So, as always, let's be careful out there (in cyberspace) and have a bon voyage in the real world.

Wednesday, June 12, 2013

Wallonian Waterworld

It was drizzling, but even though we were a bit soggy, the weather could not dampen the day.

It seemed fitting even that we tour a garden known for its many water features on a day when Mother Nature's sprinkler system was set for a good, long soaking mist. Les Jardins d'Annevoie were cast in rich emerald green from the abundant moisture and overcast skies. And we had the place nearly to ourselves.

Tres charmant, oui?

Sunday, June 9, 2013

Back to Belgium

Thirty years ago we made several stops  in Belgium as part of a month-long wedding trip.

For thirty years we fondly remembered many aspects of our wanderings on the continent. 
We even dreamed of the frites (French fries) with mayonnaise purchased from street vendors in Bruges. 
So back we went to Belgium with a rental car rather than a Eurail pass, and a budget somewhat bigger than the backpacking Europe-on-$10-a-day version we did the first time.

Frites are still for sale and still decadently greasy although not quite as magically delicious as the first time.


For our first stop we stayed at Huis van Loon, in Borgloon and ate at a lovely little restaurant across the street that had wonderful food and drink and congenial young owners. 
In Belgium it is imperative that your lodging and eatery be very close together. Walking distance in fact as it is not uncommon for the Belgians' world-renown brews to have over 10% alcohol content.

The next day it was a short drive to the 400 vendor antique market in Tongerin, Belgium.

We snared a few packable items and had a lot of fun browsing for hours and hours. 

At our next stop we stayed at an idyllic place that we would happily return to 
and even take up residence if we could.

La Bergerie, in Falaen, Belgium.

A picturesque walk through the village took us to the wonderful, La Fermette for an amazing dinner. The owners couldn't have been more kind in trying to understand our wishes through a combination of our rudimentary French language skills and a little bit of pantomime. 
The starlit walk back to the B and B was a nice ending to the evening. 

So if ever we go missing, look for us here and bring your jammies. You won't want to leave either.

Thursday, June 6, 2013

The Smell of Money

Is not maplicious. Sorry to disappoint, but our first hand investigation has led to the conclusion that it is all in the heads of those who have reported smelling maple syrup when sniffing the new Canadian plastic bills.

The hyper-modern money is super-cool and quite sci-fi however. 
Look at that holographic queen looking over her own shoulder. Freaky, eh?

Of course, another theory is: there is just so much pancake consumption going on in Canada that actual syrup is stuck to most of the country's money. In any case, as they say, "it spends". 

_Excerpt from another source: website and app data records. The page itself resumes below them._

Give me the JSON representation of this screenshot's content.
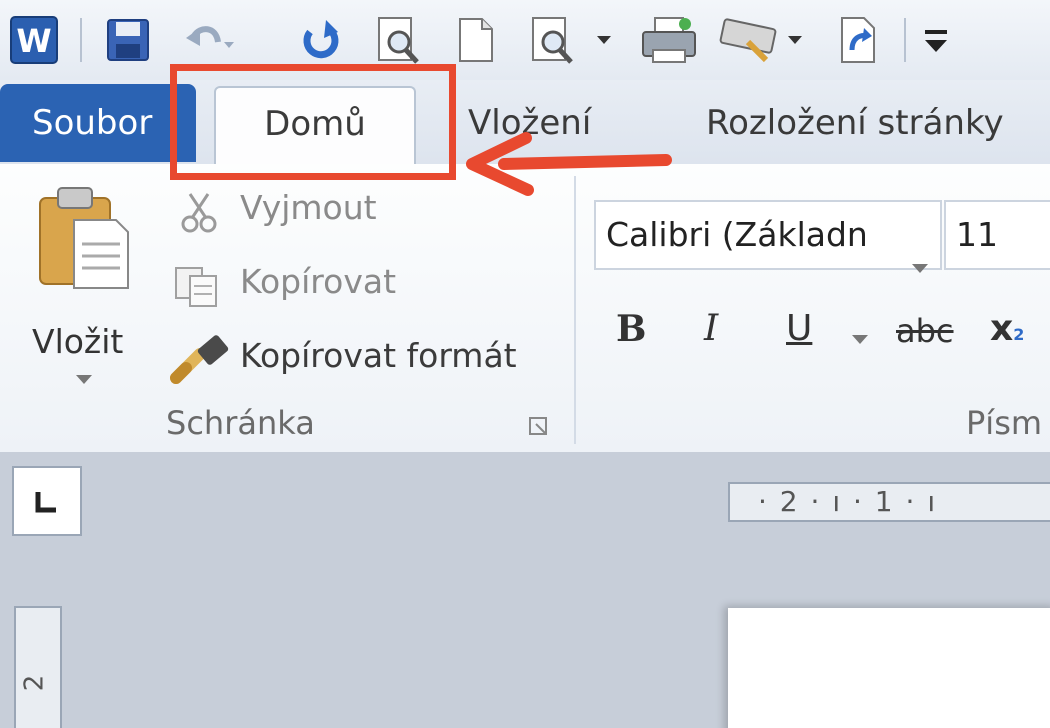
{
  "ribbon_tabs": {
    "file": "Soubor",
    "home": "Domů",
    "insert": "Vložení",
    "layout": "Rozložení stránky"
  },
  "clipboard": {
    "paste": "Vložit",
    "cut": "Vyjmout",
    "copy": "Kopírovat",
    "format_painter": "Kopírovat formát",
    "group_label": "Schránka"
  },
  "font": {
    "name": "Calibri (Základn",
    "size": "11",
    "bold": "B",
    "italic": "I",
    "underline": "U",
    "strikethrough": "abc",
    "subscript": "x",
    "subscript_small": "2",
    "group_label": "Písm"
  },
  "ruler": {
    "horizontal": "· 2 · ı · 1 · ı",
    "vertical": "2"
  },
  "colors": {
    "file_tab": "#2b63b3",
    "annotation": "#e8492f"
  },
  "icons": [
    "word-app-icon",
    "save-icon",
    "undo-icon",
    "redo-icon",
    "print-preview-icon",
    "new-document-icon",
    "quick-print-icon",
    "printer-icon",
    "keyboard-icon",
    "document-arrow-icon",
    "customize-toolbar-icon",
    "paste-icon",
    "scissors-icon",
    "copy-icon",
    "format-painter-icon"
  ]
}
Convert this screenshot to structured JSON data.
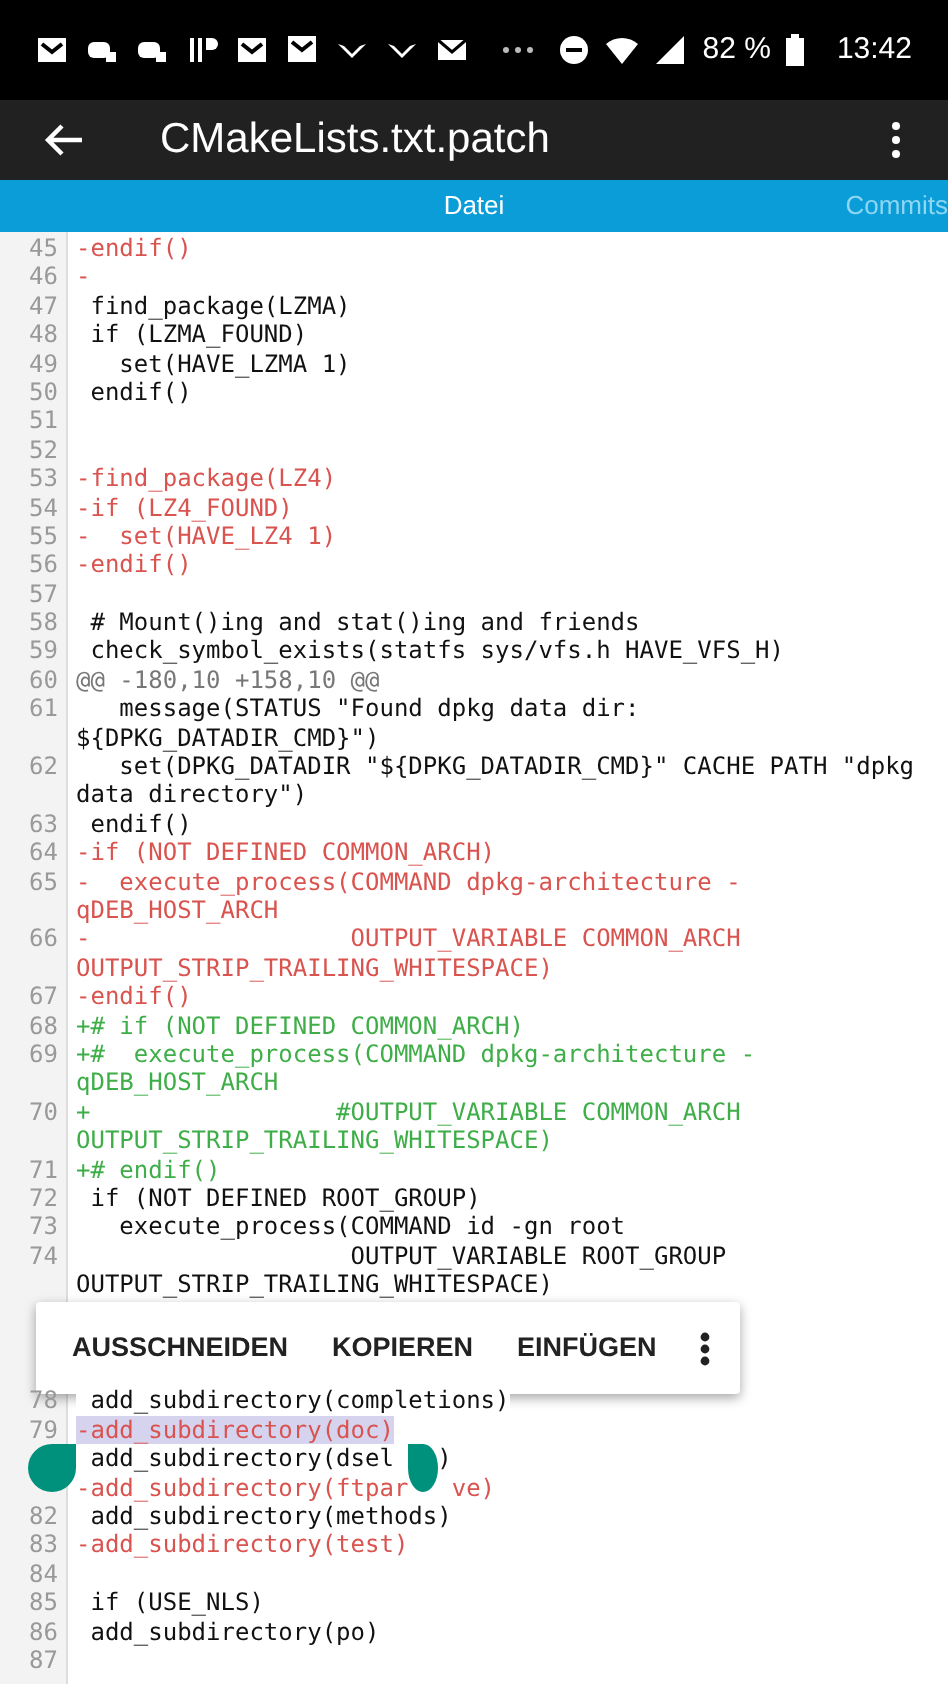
{
  "status_bar": {
    "battery": "82 %",
    "time": "13:42"
  },
  "toolbar": {
    "title": "CMakeLists.txt.patch"
  },
  "tabs": [
    {
      "label": "Datei",
      "selected": true
    },
    {
      "label": "Commits",
      "selected": false
    }
  ],
  "lines_top": [
    {
      "number": "45",
      "kind": "removed",
      "selected": false,
      "text": "-endif()"
    },
    {
      "number": "46",
      "kind": "removed",
      "selected": false,
      "text": "-"
    },
    {
      "number": "47",
      "kind": "context",
      "selected": false,
      "text": " find_package(LZMA)"
    },
    {
      "number": "48",
      "kind": "context",
      "selected": false,
      "text": " if (LZMA_FOUND)"
    },
    {
      "number": "49",
      "kind": "context",
      "selected": false,
      "text": "   set(HAVE_LZMA 1)"
    },
    {
      "number": "50",
      "kind": "context",
      "selected": false,
      "text": " endif()"
    },
    {
      "number": "51",
      "kind": "context",
      "selected": false
    },
    {
      "number": "52",
      "kind": "context",
      "selected": false
    },
    {
      "number": "53",
      "kind": "removed",
      "selected": false,
      "text": "-find_package(LZ4)"
    },
    {
      "number": "54",
      "kind": "removed",
      "selected": false,
      "text": "-if (LZ4_FOUND)"
    },
    {
      "number": "55",
      "kind": "removed",
      "selected": false,
      "text": "-  set(HAVE_LZ4 1)"
    },
    {
      "number": "56",
      "kind": "removed",
      "selected": false,
      "text": "-endif()"
    },
    {
      "number": "57",
      "kind": "context",
      "selected": false
    },
    {
      "number": "58",
      "kind": "context",
      "selected": false,
      "text": " # Mount()ing and stat()ing and friends"
    },
    {
      "number": "59",
      "kind": "context",
      "selected": false,
      "text": " check_symbol_exists(statfs sys/vfs.h HAVE_VFS_H)"
    },
    {
      "number": "60",
      "kind": "hunk",
      "selected": false,
      "text": "@@ -180,10 +158,10 @@"
    },
    {
      "number": "61",
      "kind": "context",
      "selected": false,
      "text": "   message(STATUS \"Found dpkg data dir:",
      "continuation": "${DPKG_DATADIR_CMD}\")"
    },
    {
      "number": "62",
      "kind": "context",
      "selected": false,
      "text": "   set(DPKG_DATADIR \"${DPKG_DATADIR_CMD}\" CACHE PATH \"dpkg",
      "continuation": "data directory\")"
    },
    {
      "number": "63",
      "kind": "context",
      "selected": false,
      "text": " endif()"
    },
    {
      "number": "64",
      "kind": "removed",
      "selected": false,
      "text": "-if (NOT DEFINED COMMON_ARCH)"
    },
    {
      "number": "65",
      "kind": "removed",
      "selected": false,
      "text": "-  execute_process(COMMAND dpkg-architecture -",
      "continuation": "qDEB_HOST_ARCH"
    },
    {
      "number": "66",
      "kind": "removed",
      "selected": false,
      "text": "-                  OUTPUT_VARIABLE COMMON_ARCH",
      "continuation": "OUTPUT_STRIP_TRAILING_WHITESPACE)"
    },
    {
      "number": "67",
      "kind": "removed",
      "selected": false,
      "text": "-endif()"
    },
    {
      "number": "68",
      "kind": "added",
      "selected": false,
      "text": "+# if (NOT DEFINED COMMON_ARCH)"
    },
    {
      "number": "69",
      "kind": "added",
      "selected": false,
      "text": "+#  execute_process(COMMAND dpkg-architecture -",
      "continuation": "qDEB_HOST_ARCH"
    },
    {
      "number": "70",
      "kind": "added",
      "selected": false,
      "text": "+                 #OUTPUT_VARIABLE COMMON_ARCH",
      "continuation": "OUTPUT_STRIP_TRAILING_WHITESPACE)"
    },
    {
      "number": "71",
      "kind": "added",
      "selected": false,
      "text": "+# endif()"
    },
    {
      "number": "72",
      "kind": "context",
      "selected": false,
      "text": " if (NOT DEFINED ROOT_GROUP)"
    },
    {
      "number": "73",
      "kind": "context",
      "selected": false,
      "text": "   execute_process(COMMAND id -gn root"
    },
    {
      "number": "74",
      "kind": "context",
      "selected": false,
      "text": "                   OUTPUT_VARIABLE ROOT_GROUP",
      "continuation": "OUTPUT_STRIP_TRAILING_WHITESPACE)"
    }
  ],
  "selection_menu": {
    "actions": [
      "AUSSCHNEIDEN",
      "KOPIEREN",
      "EINFÜGEN"
    ]
  },
  "lines_bottom": [
    {
      "number": "78",
      "kind": "context",
      "selected": false,
      "text": " add_subdirectory(completions)"
    },
    {
      "number": "79",
      "kind": "removed",
      "selected": true,
      "text": "-add_subdirectory(doc)"
    },
    {
      "kind": "context",
      "selected": false,
      "text": " add_subdirectory(dsel",
      "text_after_handle": ")"
    },
    {
      "kind": "removed",
      "selected": false,
      "text": "-add_subdirectory(ftpar",
      "text_after_handle": "ve)"
    },
    {
      "number": "82",
      "kind": "context",
      "selected": false,
      "text": " add_subdirectory(methods)"
    },
    {
      "number": "83",
      "kind": "removed",
      "selected": false,
      "text": "-add_subdirectory(test)"
    },
    {
      "number": "84",
      "kind": "context",
      "selected": false
    },
    {
      "number": "85",
      "kind": "context",
      "selected": false,
      "text": " if (USE_NLS)"
    },
    {
      "number": "86",
      "kind": "context",
      "selected": false,
      "text": " add_subdirectory(po)"
    },
    {
      "number": "87",
      "kind": "context",
      "selected": false
    }
  ]
}
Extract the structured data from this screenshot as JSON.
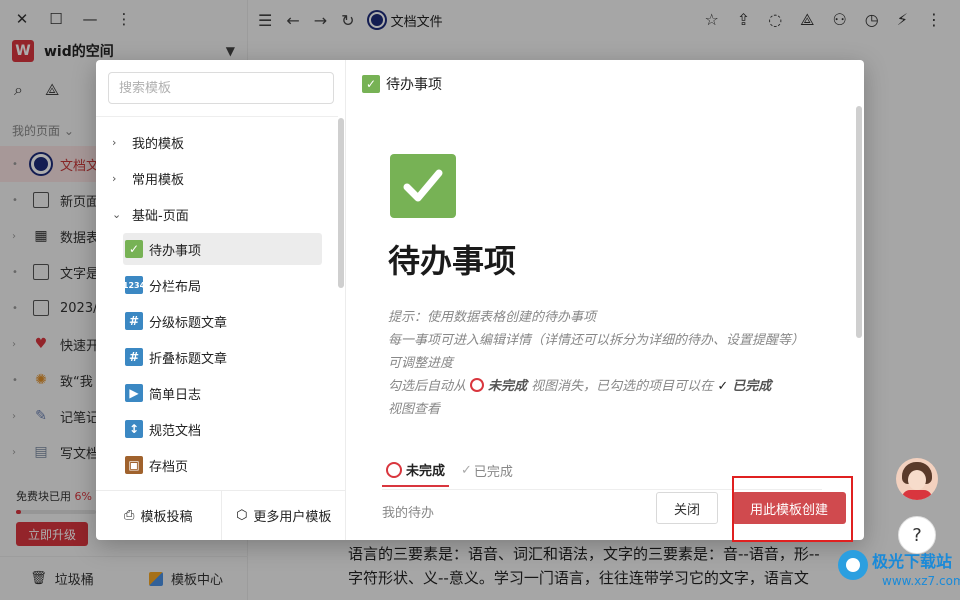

Monday, June 3, 2013

On the Town in Hexham, UK

The great expectation of our travels is to know that we are in a place that 
is different from where we have came from. 

Sometimes it seems that  foreign destinations are being homogenized by mass merchandised fashion, the prevalence of personal technology, and  the encroachment of worldwide franchises such as McDonald's and Burger King. And since our last tour of the continent, KFC.

But it is still possible to find spots and see sights that are unique in all the world.

The courtyard of an abbey.

The quintessential English primrose, primula vulgaris, actually in an English garden.

Buildings commonly hundreds of years older than the oldest building in our town.

We don't have department store entrances like this.

Tchotchke by any other name is still  one man's trash or treasure, 
but it seems so much more alluring part way across the globe in a "charity shop". 
Bric a brac shelves are heavy in practically nonexistent categories at our thrift shops 
such as egg cups, toast racks, and tea serving paraphernalia. 

The Poundstretcher - a wildly more exotic version of 
the dollar store concept we are familiar with. 

The lentil soup is is not so unusual, but look closely at this lunch. When was the last time you saw a cold sausage with red onion chutney sandwich on the menu?